Inflation can also exacerbate the pandemic’s impact on homeowners and renters. For example, people who entered forbearance — meaning they missed or reduced a debt payment under protection — during COVID-19 or lost their job and couldn’t refinance their mortgage with a lower interest rate are at a disadvantage. That’s because one way to tame inflation is to raise interest rates. In a post COVID-19 world, people’s monthly shelter costs, both new homeowners’ (or those who couldn’t refinance under previously lower rates) and renters’ will be significantly higher.
Multiple lockdowns slowed down global supply chains. Some sectors were hit more severely than others, but all were affected in one way or another. For instance, demand for certain recreational activities increased in Q4 of 2020 (see chart below) as people had to take care of their mental health and didn’t need to commute to the office. Demand for clothing, as people spent more time at home, went down.
Source: BEA and World Data Lab projections for Q4 2020
Factors such as currency appreciation, taxes, subsidies, sanctions, and supply chain disruptions all go into the cost passed on to consumers. Pandemic-related changes in lifestyle — like job loss or stay-at-home orders — also impact disposable income, and can change spending habits, especially in the long-run.
Adding fuel to the fire is government stimulus money, which increased the amount people have available to spend. Usually, when money supply increases, people increase their spending. Inflation is only inflation if supply can’t keep up in the long run, and if money supply increases without growing the economy.
Post-pandemic, price trends are hard to summarize. Everything from computer chips to lumber are in shortage. When people demand more goods and services than producers can generate, there aren’t enough goods and services to go around. The market solution to that problem is higher prices. And that’s what’s happening. Simultaneously, stimulus money increased the amount people have available to spend.

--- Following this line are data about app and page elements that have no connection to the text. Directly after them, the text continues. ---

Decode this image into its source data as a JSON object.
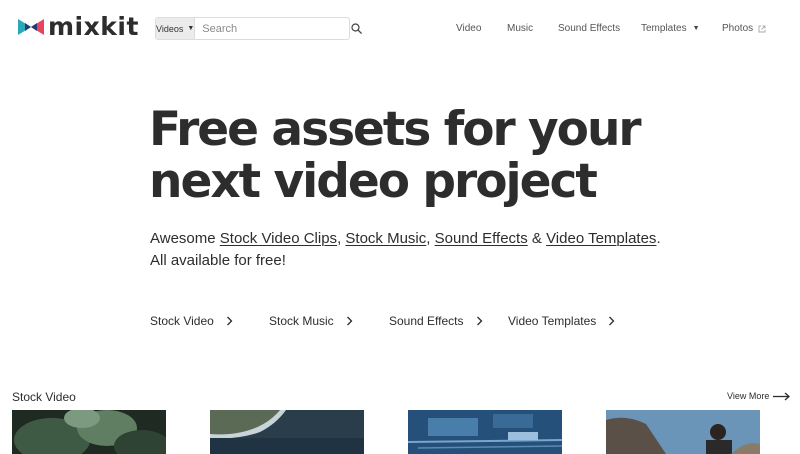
{
  "header": {
    "logo_text": "mixkit",
    "search": {
      "type_label": "Videos",
      "placeholder": "Search",
      "value": ""
    },
    "nav": [
      {
        "label": "Video"
      },
      {
        "label": "Music"
      },
      {
        "label": "Sound Effects"
      },
      {
        "label": "Templates",
        "has_dropdown": true
      },
      {
        "label": "Photos",
        "external": true
      }
    ]
  },
  "hero": {
    "title_line1": "Free assets for your",
    "title_line2": "next video project",
    "subtitle": {
      "prefix": "Awesome ",
      "links": [
        "Stock Video Clips",
        "Stock Music",
        "Sound Effects",
        "Video Templates"
      ],
      "sep_comma": ", ",
      "sep_and": " & ",
      "end": ".",
      "line2": "All available for free!"
    },
    "category_links": [
      "Stock Video",
      "Stock Music",
      "Sound Effects",
      "Video Templates"
    ]
  },
  "stock_video": {
    "title": "Stock Video",
    "view_more": "View More",
    "thumbnails": [
      "green-leaves-thumbnail",
      "coastline-aerial-thumbnail",
      "circuit-board-thumbnail",
      "person-outdoors-thumbnail"
    ]
  },
  "colors": {
    "text": "#2d2d2d",
    "logo_teal": "#2aa7b8",
    "logo_pink": "#e6445f",
    "logo_navy": "#233b6e"
  }
}
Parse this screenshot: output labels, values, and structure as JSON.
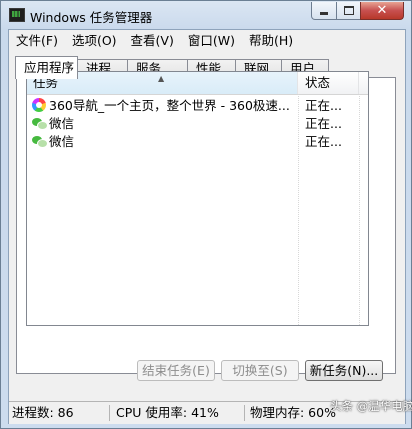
{
  "window": {
    "title": "Windows 任务管理器",
    "controls": {
      "close_glyph": "✕"
    }
  },
  "menu": [
    {
      "label": "文件(F)"
    },
    {
      "label": "选项(O)"
    },
    {
      "label": "查看(V)"
    },
    {
      "label": "窗口(W)"
    },
    {
      "label": "帮助(H)"
    }
  ],
  "tabs": [
    {
      "label": "应用程序",
      "active": true
    },
    {
      "label": "进程"
    },
    {
      "label": "服务"
    },
    {
      "label": "性能"
    },
    {
      "label": "联网"
    },
    {
      "label": "用户"
    }
  ],
  "table": {
    "columns": {
      "task": "任务",
      "status": "状态"
    },
    "sort_indicator": "▲",
    "rows": [
      {
        "name": "360导航_一个主页，整个世界 - 360极速...",
        "status": "正在...",
        "icon": "browser-icon"
      },
      {
        "name": "微信",
        "status": "正在...",
        "icon": "wechat-icon"
      },
      {
        "name": "微信",
        "status": "正在...",
        "icon": "wechat-icon"
      }
    ]
  },
  "buttons": {
    "end_task": "结束任务(E)",
    "switch_to": "切换至(S)",
    "new_task": "新任务(N)..."
  },
  "statusbar": {
    "processes": "进程数: 86",
    "cpu": "CPU 使用率: 41%",
    "memory": "物理内存: 60%"
  },
  "watermark": "头条 @温华电脑"
}
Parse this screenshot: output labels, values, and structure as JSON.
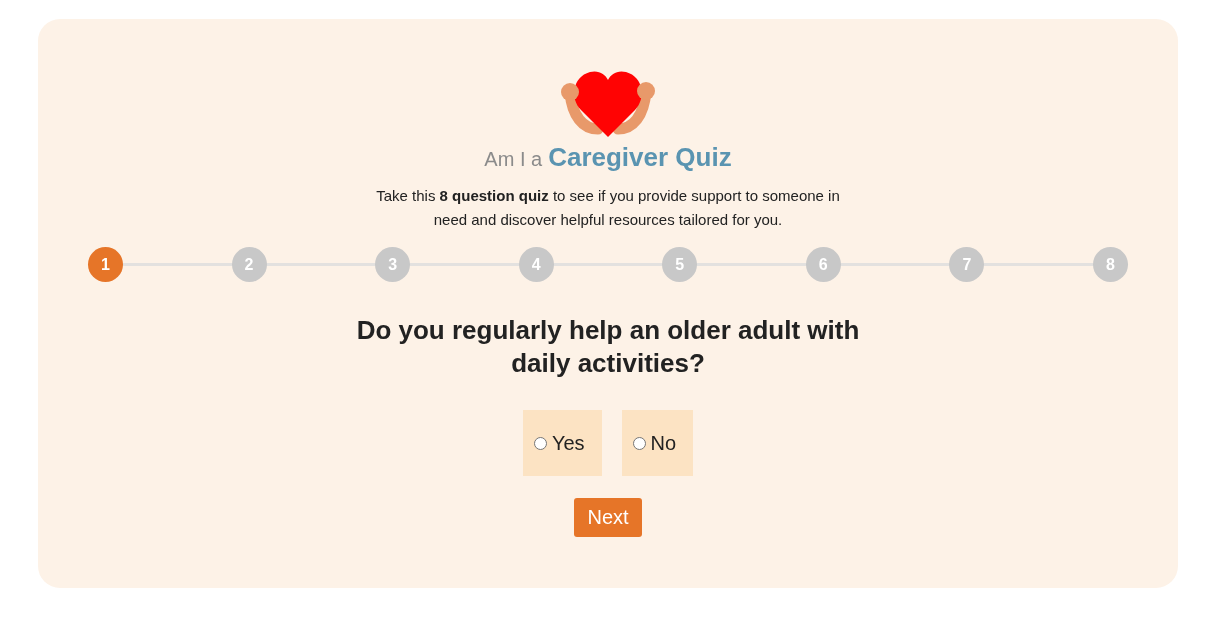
{
  "header": {
    "title_prefix": "Am I a",
    "title": "Caregiver Quiz",
    "description": "Take this **8 question quiz** to see if you provide support to someone in need and discover helpful resources tailored for you."
  },
  "steps": [
    {
      "label": "1",
      "selected": true
    },
    {
      "label": "2",
      "selected": false
    },
    {
      "label": "3",
      "selected": false
    },
    {
      "label": "4",
      "selected": false
    },
    {
      "label": "5",
      "selected": false
    },
    {
      "label": "6",
      "selected": false
    },
    {
      "label": "7",
      "selected": false
    },
    {
      "label": "8",
      "selected": false
    }
  ],
  "question": {
    "text": "Do you regularly help an older adult with daily activities?",
    "options": [
      {
        "label": "Yes",
        "checked": false
      },
      {
        "label": "No",
        "checked": false
      }
    ]
  },
  "buttons": [
    {
      "label": "Next"
    }
  ]
}
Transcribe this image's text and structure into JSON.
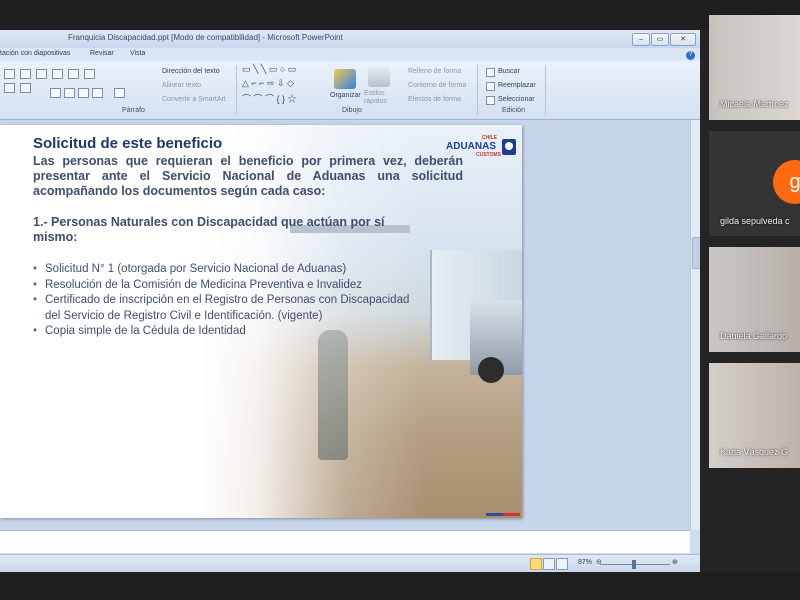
{
  "window": {
    "title": "Franquicia Discapacidad.ppt [Modo de compatibilidad] - Microsoft PowerPoint",
    "minimize": "–",
    "restore": "▭",
    "close": "✕",
    "help": "?"
  },
  "menu": {
    "items": [
      "tación con diapositivas",
      "Revisar",
      "Vista"
    ]
  },
  "ribbon": {
    "groups": {
      "parrafo": "Párrafo",
      "dibujo": "Dibujo",
      "edicion": "Edición"
    },
    "parrafo_items": [
      "Dirección del texto",
      "Alinear texto",
      "Convertir a SmartArt"
    ],
    "dibujo_items": [
      "Organizar",
      "Estilos rápidos",
      "Relleno de forma",
      "Contorno de forma",
      "Efectos de forma"
    ],
    "edicion_items": [
      "Buscar",
      "Reemplazar",
      "Seleccionar"
    ]
  },
  "slide": {
    "title": "Solicitud de este beneficio",
    "logo": {
      "word": "ADUANAS",
      "top": "CHILE",
      "bottom": "CUSTOMS"
    },
    "intro": "Las personas que requieran el beneficio por primera vez, deberán presentar ante el Servicio Nacional de Aduanas una solicitud acompañando los documentos según cada caso:",
    "subheading": "1.- Personas Naturales con Discapacidad que actúan por sí mismo:",
    "bullets": [
      "Solicitud N° 1 (otorgada por Servicio Nacional de Aduanas)",
      "Resolución de la Comisión de Medicina Preventiva e Invalidez",
      "Certificado de inscripción en el Registro de Personas con Discapacidad del Servicio de Registro Civil e Identificación. (vigente)",
      "Copia simple de la Cédula de Identidad"
    ]
  },
  "status": {
    "zoom": "87%",
    "minus": "⊖",
    "plus": "⊕"
  },
  "participants": [
    {
      "name": "Micaela Martínez",
      "initial": ""
    },
    {
      "name": "gilda sepulveda c",
      "initial": "g"
    },
    {
      "name": "Daniela Gallardo",
      "initial": ""
    },
    {
      "name": "Karla Vásquez G",
      "initial": ""
    }
  ]
}
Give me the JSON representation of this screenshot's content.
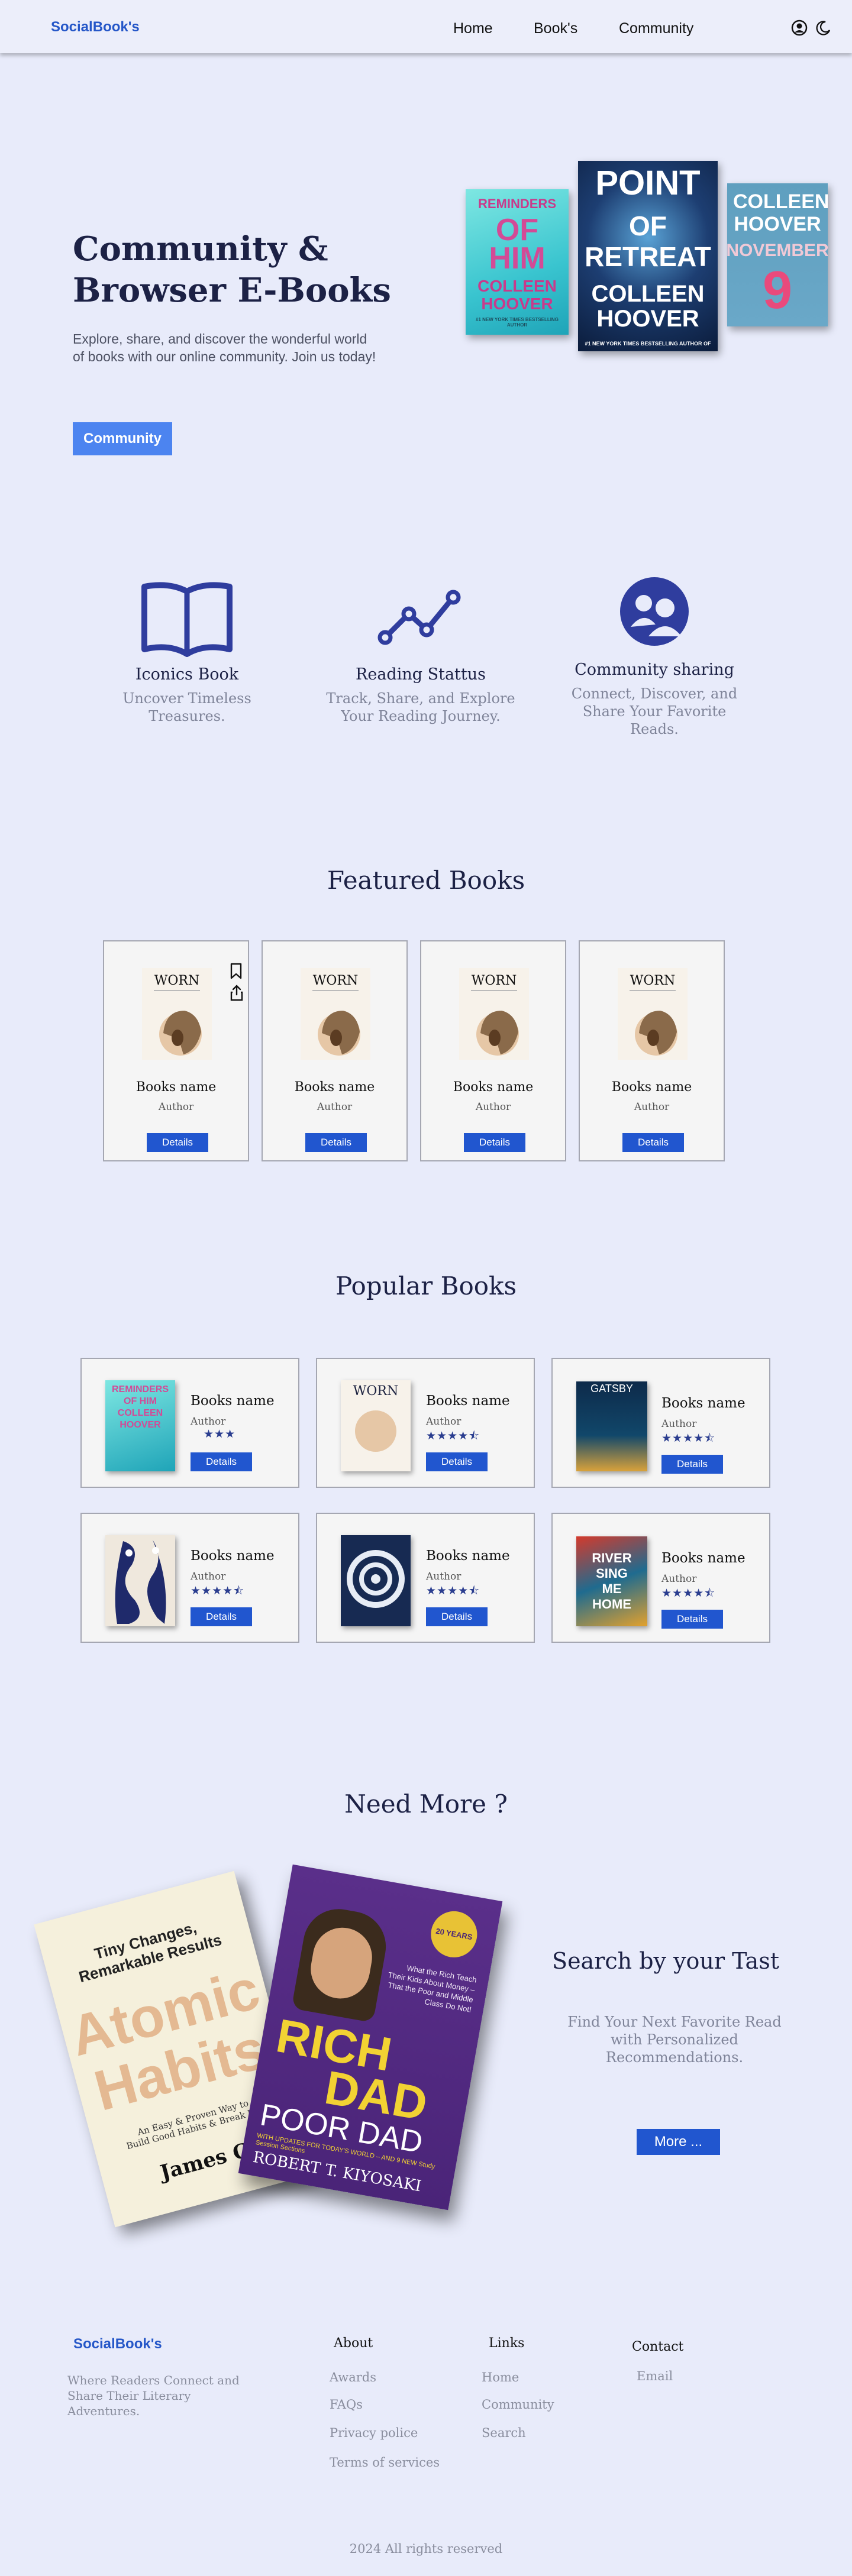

In the long run, producers usually figure out a way to increase supply to meet demand. If and when this happens in a post-pandemic world, there’s good reason to think this current inflation is “transitory,” or temporary, until the supply shortages subside. Of course, the rate of inflation may not be uniform across all goods. History shows that even if prices fall for some items (like those that can be disrupted by technology), overall prices tend to remain permanently higher. In other words, even when inflation spiked on a year-over-year basis but then normalized, prices remained at similar levels, meaning inflation was transitory (or short-lived) in the rate of change, but not absolute terms.
The first and most important characteristic of real estate in an inflationary environment is that it’s a scarce asset. In other words, it’s an asset that is naturally limited in supply, and it serves fundamental human needs. As inflation numbers go up and prices for other needs go up, fixed monthly mortgage payments for previously purchased property remain the same. Not only that, but real estate has the ability to earn income through rental payments that can be adjusted as prices go up — a boon for investors or homeowners who choose to rent. That’s why single family rental operators are deploying billions of dollars to buy rentals. The best and simplest concept to understand is hotels. They have nightly lease terms. If inflation rises, hotels can immediately adjust rates. While yearly rent can’t be adjusted quite as quickly as a night’s hotel room, it does respond to market forces.
Why inflation might be temporary:
Why inflation might be here to stay: